(Long pause)…. I think the people that made me realize that I should play music, and it hits you like ‘Yeah, I want to be in a band’… but also made me realize I wanted to strip down to the basics, that it was really possible to do were John Martyn… I love his solo stuff… Gillian Welch….it’s just her…oh so, beautiful… ahhh, definitely those two. They are so good at leaving stuff out. Gillian will write a song with hardly anything, really, really simple…
It’s interesting how a lot of people confuse maturity in music with the extra addition of detail, more elaborate sounds…
Yet it is the opposite… that was one of the hardest things when doing this EP – refraining myself from adding layers and layers… It came down to me sitting in a room with a guitar, playing the songs. And the worst was actually calling friends and people who were supposed to play to say ‘actually, it may not be necessary…’. But it didn’t need it! Then again, it made me feel a bit a bit bad, like … ‘aaww, this is all about me’, kind of thing. But hardly no-one makes a solo record nowadays. It’s really rare. But that was also one of the key points I wanted to bring across – this is a beginning, I suppose.

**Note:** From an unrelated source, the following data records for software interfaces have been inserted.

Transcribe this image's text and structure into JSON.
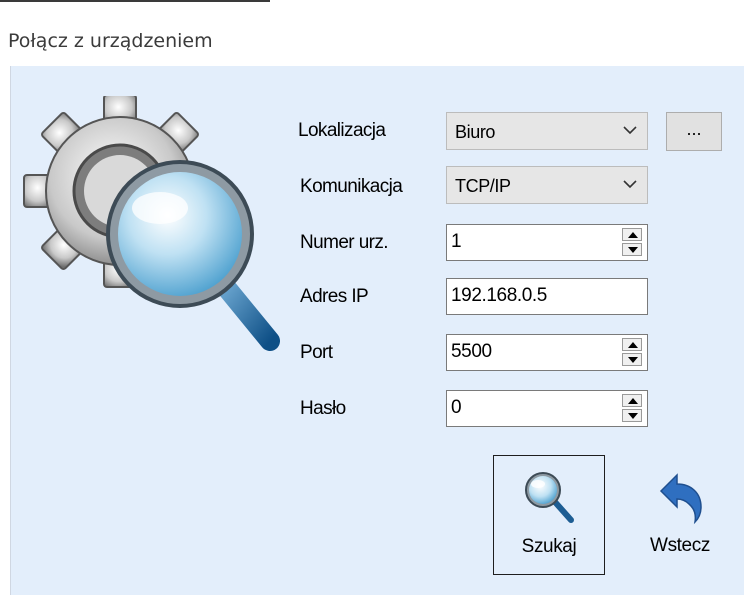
{
  "window": {
    "title": "Połącz z urządzeniem"
  },
  "form": {
    "location": {
      "label": "Lokalizacja",
      "value": "Biuro",
      "browse_label": "..."
    },
    "communication": {
      "label": "Komunikacja",
      "value": "TCP/IP"
    },
    "device_number": {
      "label": "Numer urz.",
      "value": "1"
    },
    "ip_address": {
      "label": "Adres IP",
      "value": "192.168.0.5"
    },
    "port": {
      "label": "Port",
      "value": "5500"
    },
    "password": {
      "label": "Hasło",
      "value": "0"
    }
  },
  "buttons": {
    "search": {
      "label": "Szukaj",
      "icon": "magnifier-icon"
    },
    "back": {
      "label": "Wstecz",
      "icon": "undo-arrow-icon"
    }
  },
  "logo": {
    "icon": "gear-magnifier-icon"
  },
  "colors": {
    "client_background": "#e3eefb",
    "back_arrow": "#2f6fc0"
  }
}
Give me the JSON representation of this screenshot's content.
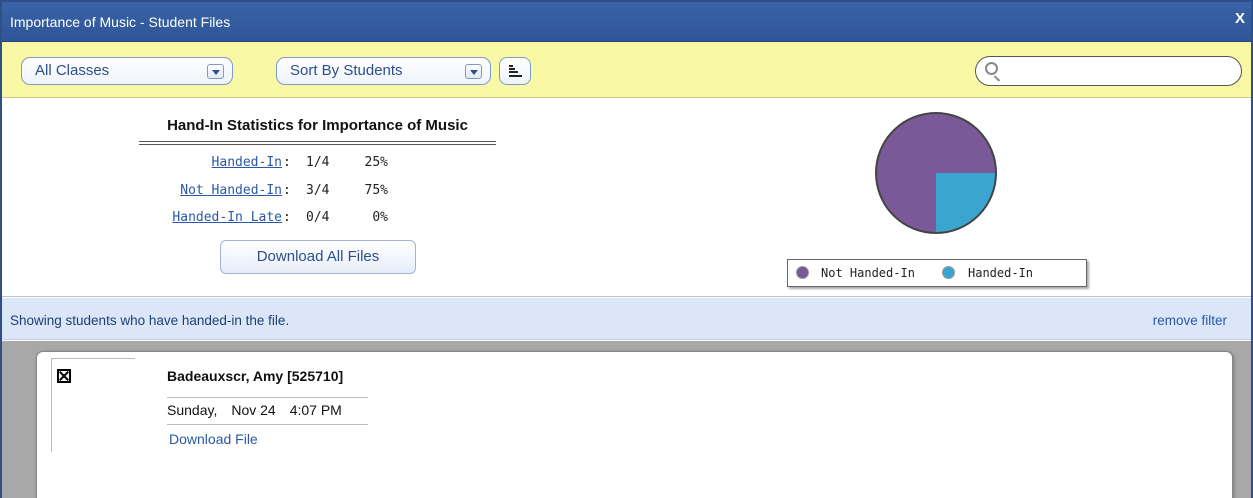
{
  "window": {
    "title": "Importance of Music - Student Files",
    "close_label": "X"
  },
  "toolbar": {
    "class_select": "All Classes",
    "sort_select": "Sort By Students",
    "search_placeholder": ""
  },
  "stats": {
    "title": "Hand-In Statistics for Importance of Music",
    "rows": [
      {
        "label": "Handed-In",
        "count": "1/4",
        "percent": "25%"
      },
      {
        "label": "Not Handed-In",
        "count": "3/4",
        "percent": "75%"
      },
      {
        "label": "Handed-In Late",
        "count": "0/4",
        "percent": "0%"
      }
    ],
    "download_all": "Download All Files"
  },
  "chart_data": {
    "type": "pie",
    "slices": [
      {
        "label": "Not Handed-In",
        "value": 75,
        "color": "#7b5998"
      },
      {
        "label": "Handed-In",
        "value": 25,
        "color": "#3aa6d0"
      }
    ],
    "legend": [
      "Not Handed-In",
      "Handed-In"
    ],
    "legend_placement": "bottom"
  },
  "filter": {
    "message": "Showing students who have handed-in the file.",
    "remove": "remove filter"
  },
  "students": [
    {
      "name": "Badeauxscr, Amy  [525710]",
      "day": "Sunday,",
      "date": "Nov 24",
      "time": "4:07 PM",
      "download": "Download File"
    }
  ],
  "colors": {
    "titlebar": "#2e5597",
    "toolbar": "#f9f8a4",
    "filterbar": "#dbe6f8",
    "link": "#2b58a6"
  }
}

It seems like whenever someone starts in a band, as a team player, if one goes solo, things do not work that well… do you agree?
Yeah, I think it depends on the genre and dynamics of the band, of course, and how long you’ve been at it… it’s just not as good! (laughs). It’s not always the case, there are few very good exceptions…and it happens the other way around… one artists gets a band and it is suddenly too much! (laughs) I don’t know whether I am doing that right now with my band… I can’t tell! (laughs).
How do you see yourself, as a writer, musician, storyteller…what comes first?
Oh, oh… I don’t know. It is all a bit of a blur…(laughs). I guess, whenever people ask me what I do, I usually say: musician. So that’s probably the best answer.
Do you consciously sit down and say, ‘I’m writing a song today’?
Well, they tend to come when I’m sitting down practicing. Melodies appear, the chords… then I add the lyrics later. I never record songs, I may scribble a bit, but not much. If they’re not in my head the next day, I scrap them off.
How much does the song evolve from the moment you finish it until you record it or use it in your set?
Not much. Maybe I change phrases around lyrically but I like to keep it as a representation of a moment. I’m not a big fan of re-writing.
What are your stories about? Where do you get them from? Where do you find lyrics to your songs? What do you observe?
They’re pretty much all true. Some of my songs are about friends’ situations which they find themselves in. Like ‘Oh man, I have no idea what to do about this’. You know, when they are in a relationship and such, and I cannot work out a way to tell them what to do. So it works its way into a song. And you know, I’m not going to tell them that their name is written on it…(laughs).
Do you feel like the best songs come out when you’re going through a rough time, when you’re broken-hearted?
Yes, definitely. No question about it.
So I guess you need to feel the same way as your friends to convey the message properly, right?
Hmm, ha! Well, it is harder to write because you don’t know what they’re going through completely but you can feel it to a certain degree… It is always worth a go, right?!